Early 2006 - Ken Reeves was elected mayor and Tim Toomey vice-mayor. In a surprising turn of events, Bukowski continued to serve out of the Mayor's Office as personal staff to Councillor Decker - clearly a part of the deal to make Reeves mayor. Rumors circulated that there was a plan to assign some councillors additional committee chairs as justification for getting personal staff. When the committee chairs were announced, Councillor Decker (who, along with Councillor Galluccio, has maintained the worst record of committee attendance during her time on the Council) was surprisingly given four committees to chair. In contrast, Henrietta Davis (who has always been at or near the top in committee attendance) was given only one. This was seen by some as a way to justify Decker keeping her personal aide in exchange for her vote for mayor.
April 2006 - Ken Reeves submitted a budget for the Mayor's Office that is 54.3% higher than the previous year. The cause for the increase is a proposal for personal staff for all the remaining councillors at a recurring annual cost of about a quarter-million dollars. There was no public indication of any kind that such an extravagant plan was in the works. An order is on the May 1 City Council agenda (after the budget was already submitted on April 24 including the increase) formally calling for the major staff increase. The order is co-sponsored by Reeves, Toomey, Decker, Galluccio, Sullivan, and Davis. It is expected that, like every person hired to date as staff for the vice-mayor (and most of those on the mayor's staff), all of the new “research assistants” will be affiliated with the election campaigns of the officials they will serve.
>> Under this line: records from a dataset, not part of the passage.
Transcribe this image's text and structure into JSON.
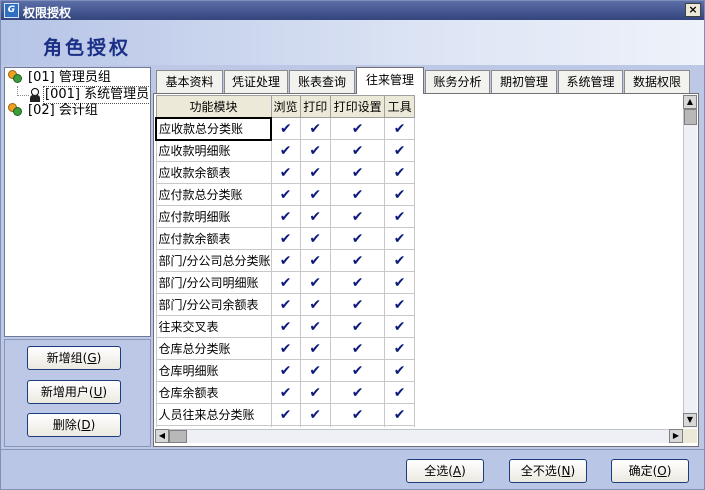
{
  "window": {
    "title": "权限授权",
    "close_glyph": "×",
    "app_icon_text": "G"
  },
  "header": {
    "title": "角色授权"
  },
  "tree": {
    "nodes": [
      {
        "label": "[01] 管理员组",
        "type": "group"
      },
      {
        "label": "[001] 系统管理员",
        "type": "user"
      },
      {
        "label": "[02] 会计组",
        "type": "group"
      }
    ]
  },
  "left_buttons": {
    "add_group": {
      "label": "新增组(",
      "key": "G",
      "suffix": ")"
    },
    "add_user": {
      "label": "新增用户(",
      "key": "U",
      "suffix": ")"
    },
    "delete": {
      "label": "删除(",
      "key": "D",
      "suffix": ")"
    }
  },
  "tabs": [
    {
      "label": "基本资料",
      "active": false
    },
    {
      "label": "凭证处理",
      "active": false
    },
    {
      "label": "账表查询",
      "active": false
    },
    {
      "label": "往来管理",
      "active": true
    },
    {
      "label": "账务分析",
      "active": false
    },
    {
      "label": "期初管理",
      "active": false
    },
    {
      "label": "系统管理",
      "active": false
    },
    {
      "label": "数据权限",
      "active": false
    }
  ],
  "grid": {
    "columns": [
      "功能模块",
      "浏览",
      "打印",
      "打印设置",
      "工具"
    ],
    "check_glyph": "✔",
    "rows": [
      {
        "module": "应收款总分类账",
        "browse": true,
        "print": true,
        "print_setup": true,
        "tools": true
      },
      {
        "module": "应收款明细账",
        "browse": true,
        "print": true,
        "print_setup": true,
        "tools": true
      },
      {
        "module": "应收款余额表",
        "browse": true,
        "print": true,
        "print_setup": true,
        "tools": true
      },
      {
        "module": "应付款总分类账",
        "browse": true,
        "print": true,
        "print_setup": true,
        "tools": true
      },
      {
        "module": "应付款明细账",
        "browse": true,
        "print": true,
        "print_setup": true,
        "tools": true
      },
      {
        "module": "应付款余额表",
        "browse": true,
        "print": true,
        "print_setup": true,
        "tools": true
      },
      {
        "module": "部门/分公司总分类账",
        "browse": true,
        "print": true,
        "print_setup": true,
        "tools": true
      },
      {
        "module": "部门/分公司明细账",
        "browse": true,
        "print": true,
        "print_setup": true,
        "tools": true
      },
      {
        "module": "部门/分公司余额表",
        "browse": true,
        "print": true,
        "print_setup": true,
        "tools": true
      },
      {
        "module": "往来交叉表",
        "browse": true,
        "print": true,
        "print_setup": true,
        "tools": true
      },
      {
        "module": "仓库总分类账",
        "browse": true,
        "print": true,
        "print_setup": true,
        "tools": true
      },
      {
        "module": "仓库明细账",
        "browse": true,
        "print": true,
        "print_setup": true,
        "tools": true
      },
      {
        "module": "仓库余额表",
        "browse": true,
        "print": true,
        "print_setup": true,
        "tools": true
      },
      {
        "module": "人员往来总分类账",
        "browse": true,
        "print": true,
        "print_setup": true,
        "tools": true
      },
      {
        "module": "",
        "browse": true,
        "print": true,
        "print_setup": true,
        "tools": true
      }
    ]
  },
  "scrollbars": {
    "up": "▲",
    "down": "▼",
    "left": "◀",
    "right": "▶"
  },
  "bottom_buttons": {
    "select_all": {
      "label": "全选(",
      "key": "A",
      "suffix": ")"
    },
    "select_none": {
      "label": "全不选(",
      "key": "N",
      "suffix": ")"
    },
    "ok": {
      "label": "确定(",
      "key": "O",
      "suffix": ")"
    }
  },
  "colors": {
    "accent": "#1a2f86",
    "titlebar": "#34457c",
    "check": "#0c1a7a"
  }
}
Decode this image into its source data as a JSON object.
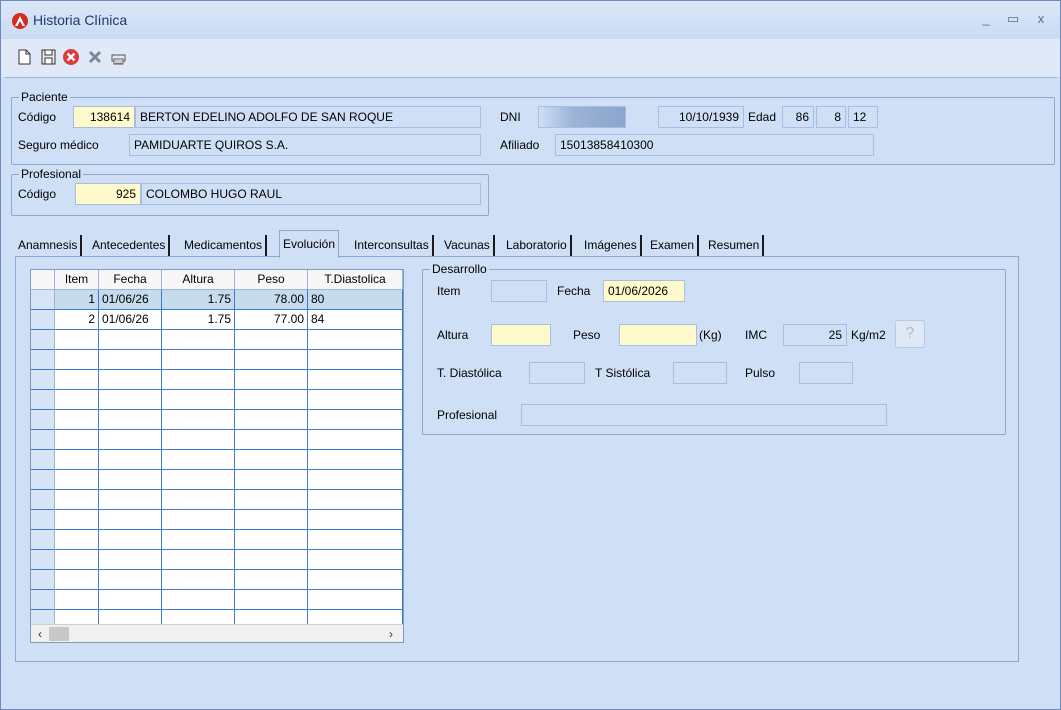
{
  "window": {
    "title": "Historia Clínica",
    "minimize_glyph": "_",
    "maximize_glyph": "▭",
    "close_glyph": "x"
  },
  "toolbar": {
    "icons": [
      "new-document-icon",
      "save-icon",
      "cancel-icon",
      "delete-icon",
      "print-icon"
    ]
  },
  "paciente": {
    "group_title": "Paciente",
    "codigo_label": "Código",
    "codigo": "138614",
    "nombre": "BERTON EDELINO ADOLFO DE SAN ROQUE",
    "dni_label": "DNI",
    "dni": "",
    "fecha_nacimiento": "10/10/1939",
    "edad_label": "Edad",
    "edad_anios": "86",
    "edad_meses": "8",
    "edad_dias": "12",
    "seguro_label": "Seguro médico",
    "seguro": "PAMIDUARTE QUIROS S.A.",
    "afiliado_label": "Afiliado",
    "afiliado": "15013858410300"
  },
  "profesional": {
    "group_title": "Profesional",
    "codigo_label": "Código",
    "codigo": "925",
    "nombre": "COLOMBO HUGO RAUL"
  },
  "tabs": [
    {
      "label": "Anamnesis"
    },
    {
      "label": "Antecedentes"
    },
    {
      "label": "Medicamentos"
    },
    {
      "label": "Evolución"
    },
    {
      "label": "Interconsultas"
    },
    {
      "label": "Vacunas"
    },
    {
      "label": "Laboratorio"
    },
    {
      "label": "Imágenes"
    },
    {
      "label": "Examen"
    },
    {
      "label": "Resumen"
    }
  ],
  "grid": {
    "columns": [
      "Item",
      "Fecha",
      "Altura",
      "Peso",
      "T.Diastolica"
    ],
    "rows": [
      [
        "1",
        "01/06/26",
        "1.75",
        "78.00",
        "80"
      ],
      [
        "2",
        "01/06/26",
        "1.75",
        "77.00",
        "84"
      ]
    ],
    "scroll_left": "‹",
    "scroll_right": "›"
  },
  "desarrollo": {
    "group_title": "Desarrollo",
    "item_label": "Item",
    "item": "",
    "fecha_label": "Fecha",
    "fecha": "01/06/2026",
    "altura_label": "Altura",
    "altura": "",
    "peso_label": "Peso",
    "peso": "",
    "kg_label": "(Kg)",
    "imc_label": "IMC",
    "imc": "25",
    "imc_unit": "Kg/m2",
    "help_glyph": "?",
    "tdiastolica_label": "T. Diastólica",
    "tdiastolica": "",
    "tsistolica_label": "T Sistólica",
    "tsistolica": "",
    "pulso_label": "Pulso",
    "pulso": "",
    "profesional_label": "Profesional",
    "profesional": ""
  },
  "colors": {
    "window_bg": "#cfdff5",
    "highlight_field": "#fffacb",
    "grid_line": "#3b7bd4",
    "selected_row": "#c5dced",
    "logo_red": "#d42a1f"
  }
}
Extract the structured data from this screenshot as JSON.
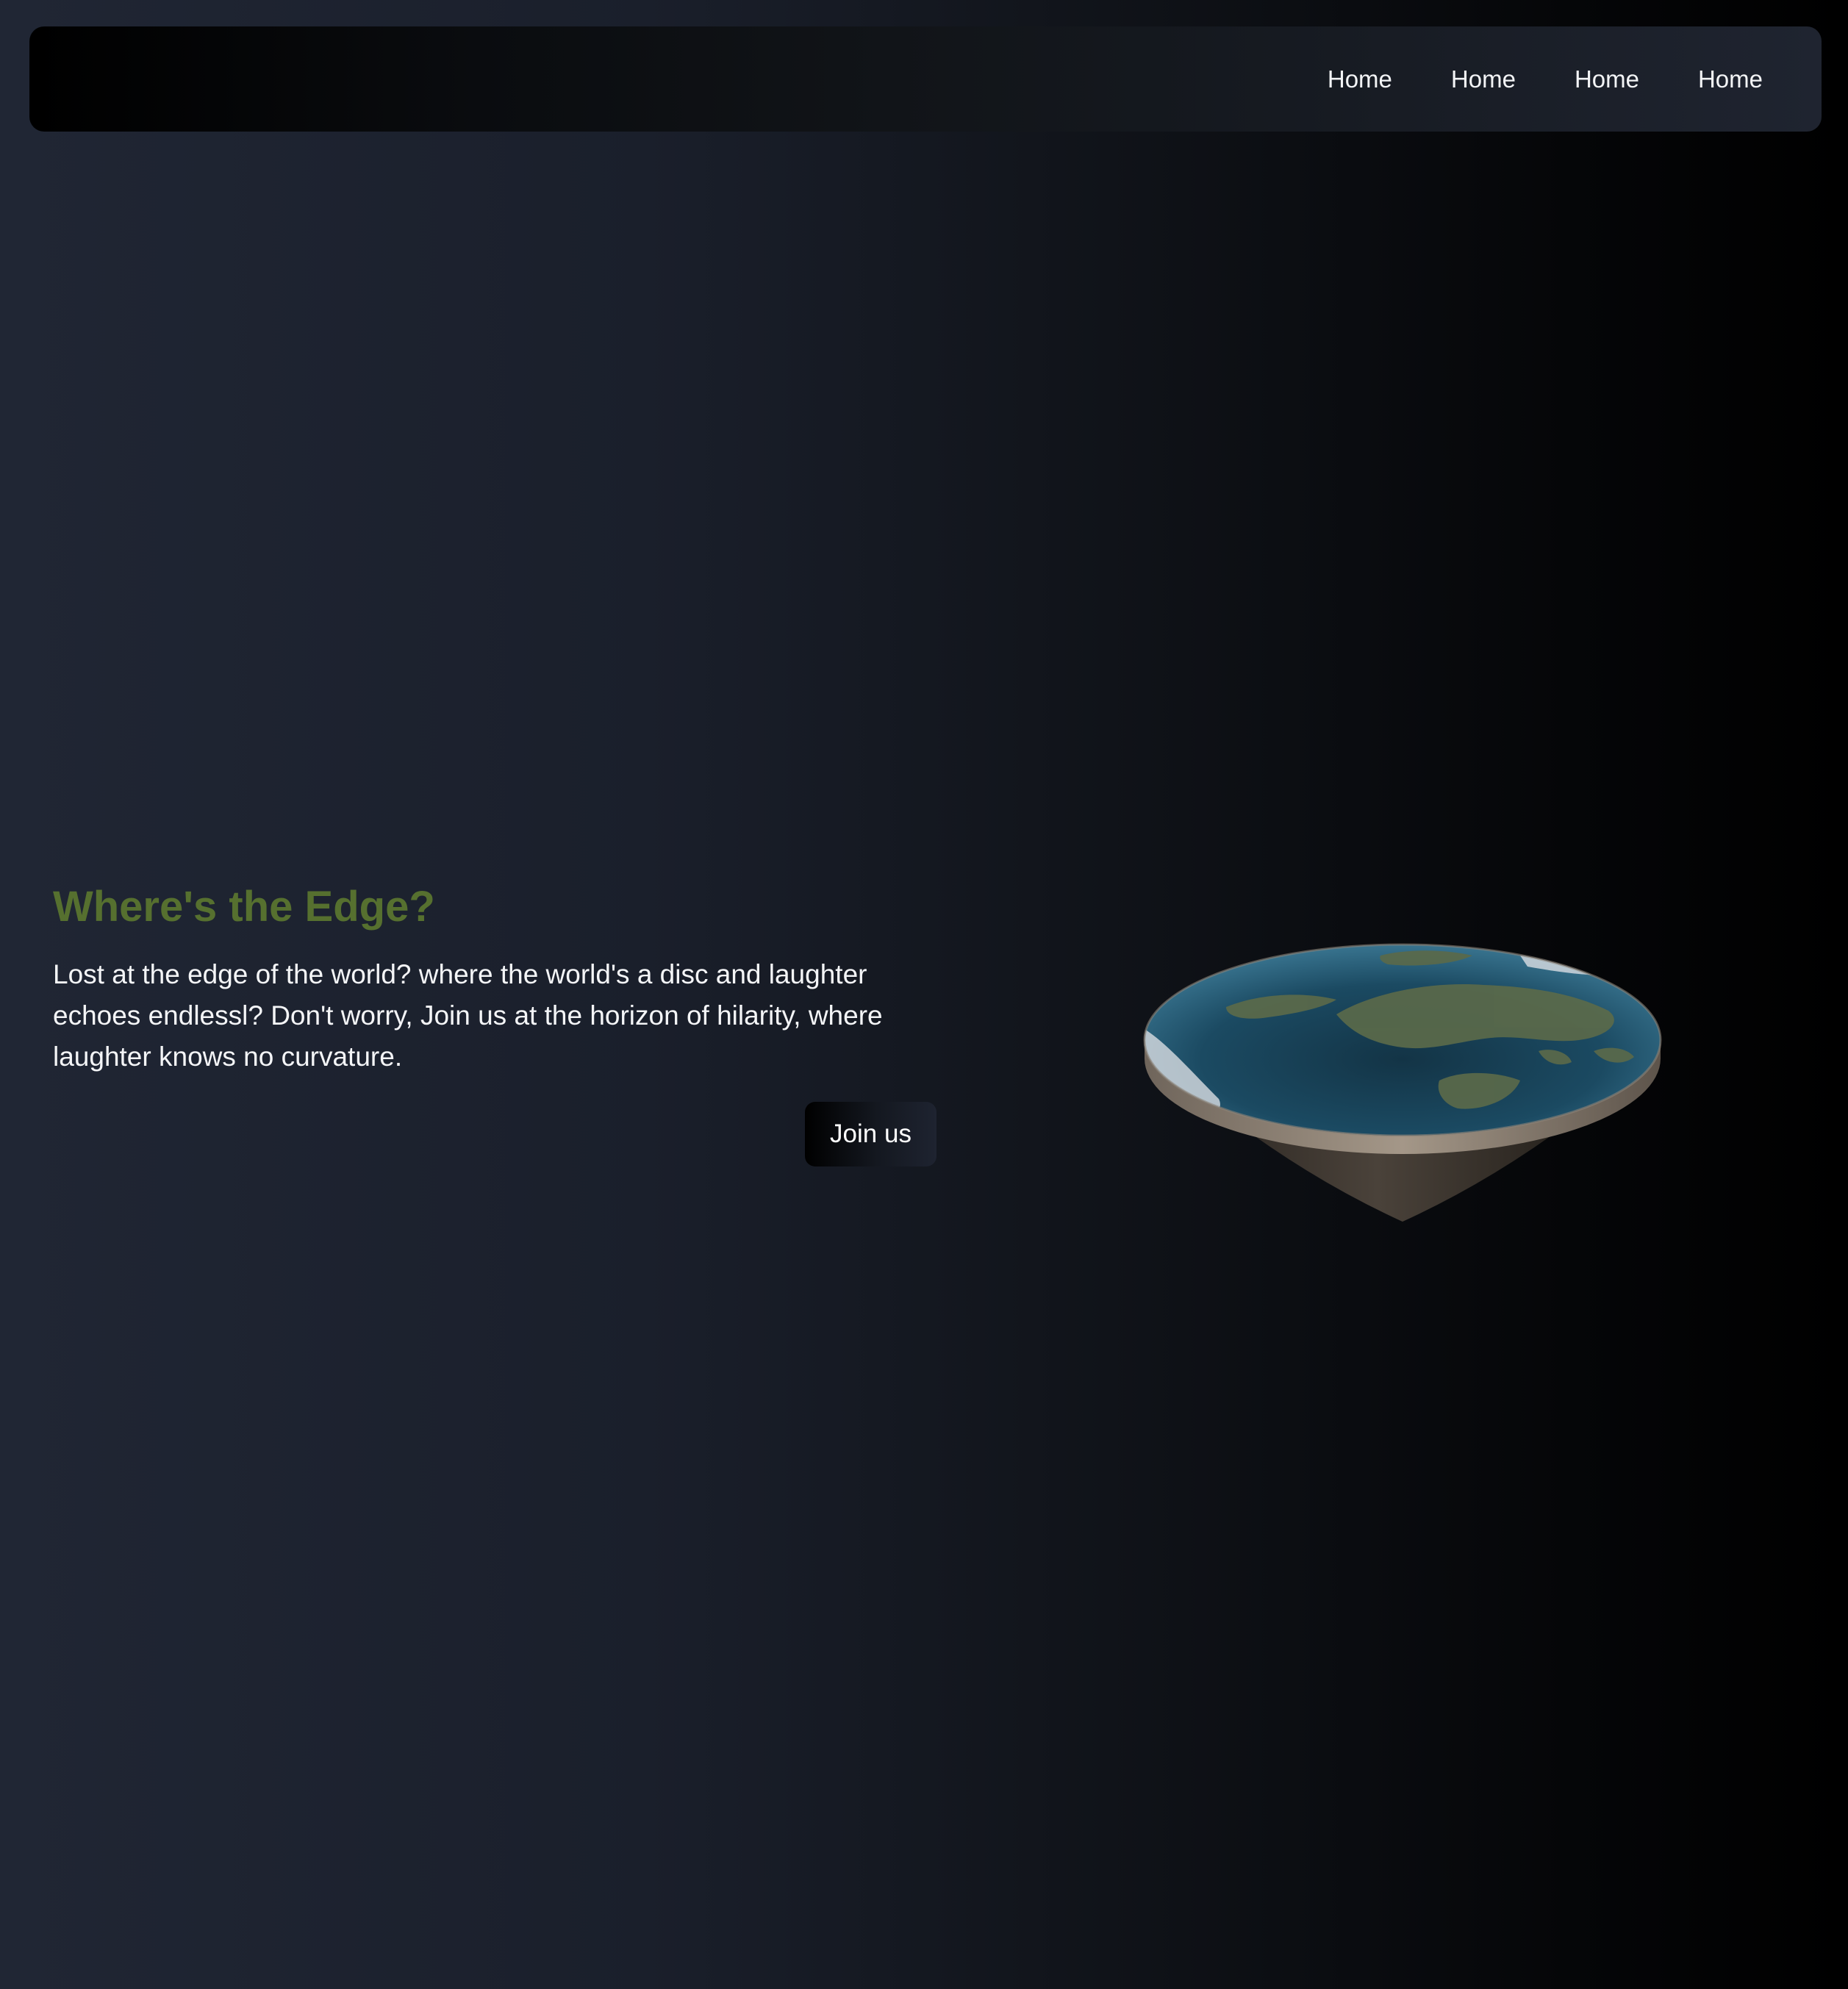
{
  "navbar": {
    "links": [
      "Home",
      "Home",
      "Home",
      "Home"
    ]
  },
  "hero": {
    "title": "Where's the Edge?",
    "description": "Lost at the edge of the world? where the world's a disc and laughter echoes endlessl? Don't worry, Join us at the horizon of hilarity, where laughter knows no curvature.",
    "cta_label": "Join us"
  },
  "colors": {
    "title": "#56702f",
    "text": "#f4f5f7",
    "background_dark": "#000000",
    "background_light": "#202634"
  },
  "icons": {
    "hero_image": "flat-earth-disc-icon"
  }
}
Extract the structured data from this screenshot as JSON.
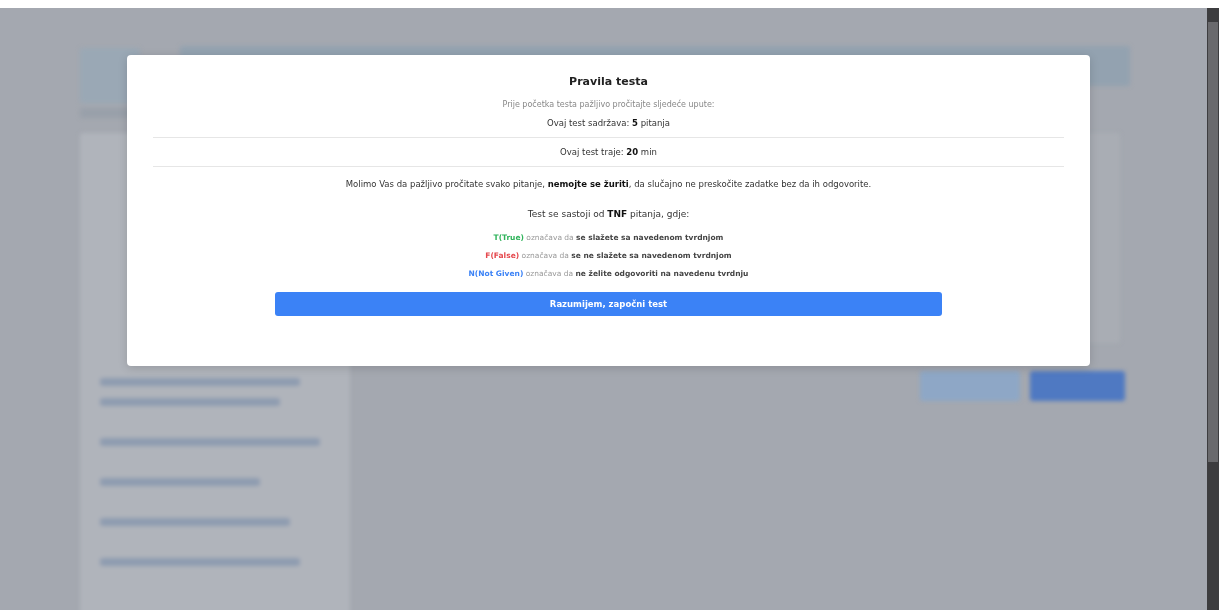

Curiously, these patronage hires will be occurring at a time when there are fewer major issues before the Council and when an unprecedented number of councillors are either serving in other elected positions or seeking election to other positions now or in the near future. - RW, April 28, 2006
Three Rings for the Elven-kings under the sky,
One Ring to rule them all,
The nine Nazgūl arose as Sauron's most powerful servants in the Second Age of Middle-earth. It is said that three of the Nine were originally "Great Lords" of Nśmenor. They were all powerful mortal Men to whom Sauron each gave nine Rings of Power. These proved to be their undoing:
"Those who used the Nine Rings became mighty in their day, kings, sorcerers, and warriors of old. They obtained glory and great wealth, yet it turned to their undoing. They had, as it seemed, unending life, yet life became unendurable to them. They could walk, if they would, unseen by all eyes in this world beneath the sun, and they could see things in worlds invisible to mortal men; but too often they beheld only the phantoms and delusions of Sauron. And one by one, sooner or later, according to their native strength and to the good or evil of their wills in the beginning, they fell under the thralldom of the ring that they bore and of the domination of the One which was Sauron's. And they became forever invisible save to him that wore the Ruling Ring, and they entered into the realm of shadows. The Nazgūl were they, the Ringwraiths, the Enemy's most terrible servants; darkness went with them, and they cried with the voices of death" (The Silmarillion: "Of the Rings of Power and the Third Age", 289).
The corrupting effect of the rings caused their bodily forms to fade over time until they had become wraiths entirely. Given visible form only through their attire, their original form was completely invisible to mortal eyes. The red reflection in their eyes could be plainly distinguished even in daylight, and in a rage they appeared in a hellish fire. They had many weapons, which included long swords of steel and flame, daggers with magical venomous properties and black maces of great strength.